The Dictionary reflects on the way culture shapes language and language, in turn, shapes thought. Its real subject, however, is the persistence of ethnic misunderstandings and hatreds. It was written, and I first read it, during the violent breakup of Yugoslavia after the death of Tito in 1980. Pavic transcends all particulars by writing about Khazaria but loses none of the power of his lament, and I found it unbearably sad at the time. Here’s Gioia again:
What happens when different cultures try to appropriate the same historical narrative? How is personal and national identity shaped by allegiances to different brands of metaphysics? Above all, how do conflicts between belief systems manage to defy the law of entropy and maintain their heat (and, often, attendant violence) century after century?
In the spirirt of Pavic’s work, I will leave my readers with an orthogonal perspective on the Dictionary by Swetha S on Howzzat!
Gentlemen of the Road
It is set in the mediaeval kingdom of Khazaria on the shores of the Caspian Sea, with the Byzantine Empire looming in the west and the Vikings trading and raiding down the River Volga from the north.

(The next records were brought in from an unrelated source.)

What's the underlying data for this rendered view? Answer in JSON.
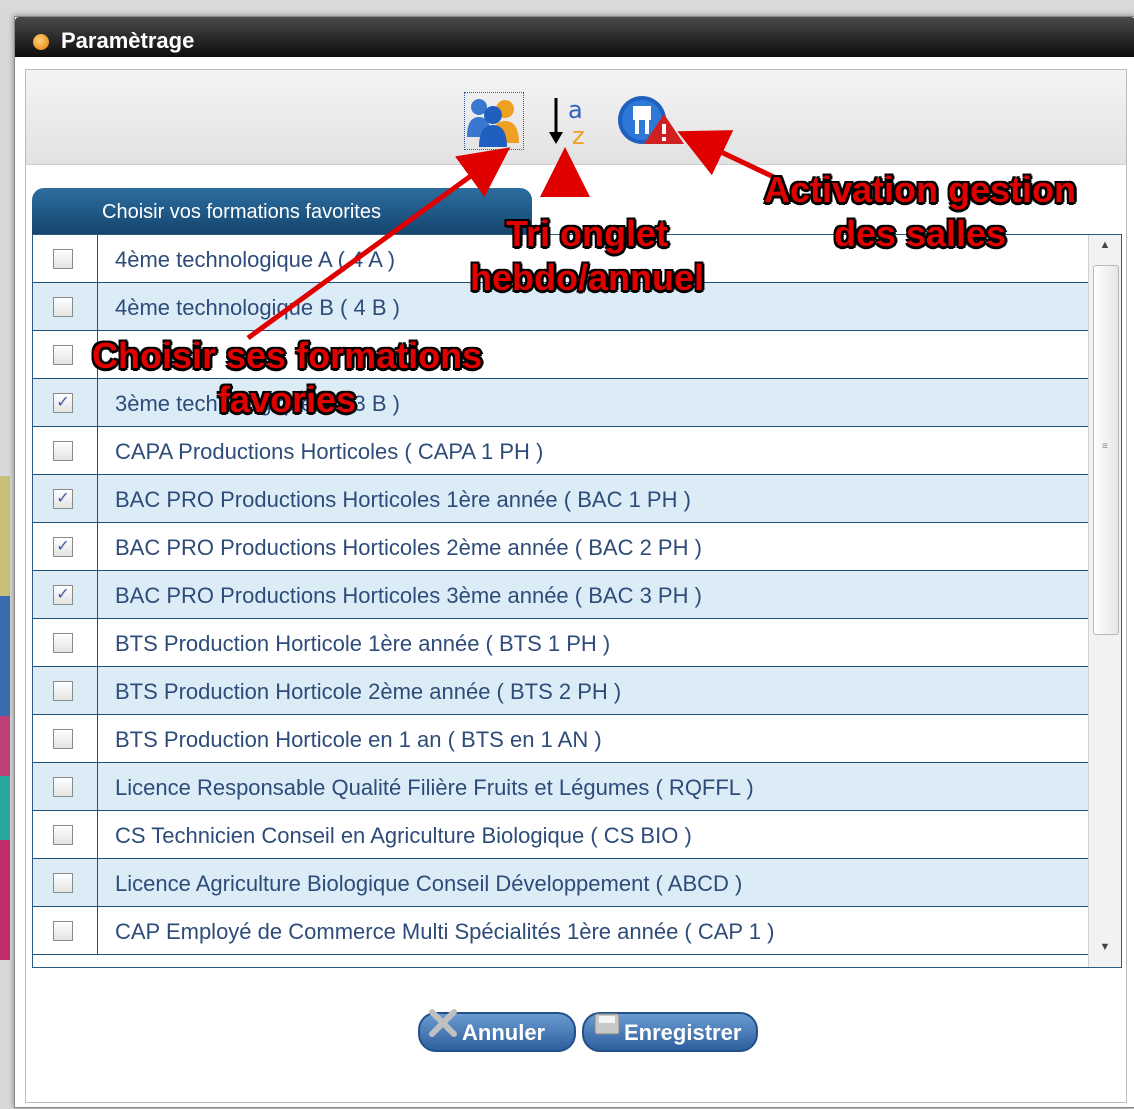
{
  "window": {
    "title": "Paramètrage"
  },
  "toolbar": {
    "favorites_icon": "users-group-icon",
    "sort_icon": "sort-az-icon",
    "rooms_icon": "room-warning-icon"
  },
  "tab": {
    "label": "Choisir vos formations favorites"
  },
  "formations": [
    {
      "label": "4ème technologique A ( 4 A )",
      "checked": false
    },
    {
      "label": "4ème technologique B ( 4 B )",
      "checked": false
    },
    {
      "label": "",
      "checked": false
    },
    {
      "label": "3ème technologique B ( 3 B )",
      "checked": true
    },
    {
      "label": "CAPA Productions Horticoles ( CAPA 1 PH )",
      "checked": false
    },
    {
      "label": "BAC PRO Productions Horticoles 1ère année ( BAC 1 PH )",
      "checked": true
    },
    {
      "label": "BAC PRO Productions Horticoles 2ème année ( BAC 2 PH )",
      "checked": true
    },
    {
      "label": "BAC PRO Productions Horticoles 3ème année ( BAC 3 PH )",
      "checked": true
    },
    {
      "label": "BTS Production Horticole 1ère année ( BTS 1 PH )",
      "checked": false
    },
    {
      "label": "BTS Production Horticole 2ème année ( BTS 2 PH )",
      "checked": false
    },
    {
      "label": "BTS Production Horticole en 1 an ( BTS en 1 AN )",
      "checked": false
    },
    {
      "label": "Licence Responsable Qualité Filière Fruits et Légumes ( RQFFL )",
      "checked": false
    },
    {
      "label": "CS Technicien Conseil en Agriculture Biologique ( CS BIO )",
      "checked": false
    },
    {
      "label": "Licence Agriculture Biologique Conseil Développement ( ABCD )",
      "checked": false
    },
    {
      "label": "CAP Employé de Commerce Multi Spécialités 1ère année ( CAP 1 )",
      "checked": false
    }
  ],
  "buttons": {
    "cancel": "Annuler",
    "save": "Enregistrer"
  },
  "annotations": {
    "rooms_line1": "Activation gestion",
    "rooms_line2": "des salles",
    "sort_line1": "Tri onglet",
    "sort_line2": "hebdo/annuel",
    "fav_line1": "Choisir ses formations",
    "fav_line2": "favories"
  },
  "colors": {
    "annotation": "#e00000",
    "header": "#1f4f7a",
    "row_alt": "#dcecf6",
    "text": "#2d4c7a"
  }
}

Chabon does so little to ground his story in historical fact that the book reads like standard fantasy (swords-and-sorcery without the sorcery) and there are enough swords and battle-axes, duels, assaults on walled cities, and hairsbreadth escapes for any fan of the genre. Purely in these terms, Gentlemen of the Road is good but not extraordinary, earning points for mordant wit and non-stop action but losing some for over-stylised language and formulaic plotting.
Michael Chabon has a great reputation for contemporary naturalistic fiction, so what is he doing here? One of his preoccupations is Jewish identity and a Jewish-ruled kingdom with a mixed Muslim-Jewish population gives him a unique opportunity to explore it. He doesn’t make much use of it, however, so perhaps he really has just ‘gone off in search of a little adventure’, as he claims in his Afterword.
Khazaria in history
Ibn Fadlan was one of the few travellers to leave us an eye-witness account of Khazaria. We have nothing from Europeans: this was the time of the earliest written stories in the Northern European world, the Norse sagas and myths, and the Anglo-Saxon literature which shaped Tolkien.
Wikipedia does its usual good job in assembling the history of Khazaria at wikipedia.org/wiki/Khazars, but that may be more than we need here.
In brief: the Khazars were semi-nomadic pastoralists, like the Mongols to their East, who established a commercial empire at the Western end of the Silk Road, between the Black and Caspian Seas, around 650 C.E. It lasted until their neighbours turned on them around 960 C.E., then vanished so completely that even the exact location of their capital, Atil, is now uncertain.
Their religion was animist and shamanist before the (apparently genuine) conversion debate mentioned above, and the reach of the conversion is unknown. It is likely that most citizens remained true to their heritage in spite of the change at the top.
• My mini-review of Gentlemen of the Road appeared in a somewhat different form in the Townsville Bulletin in 2007.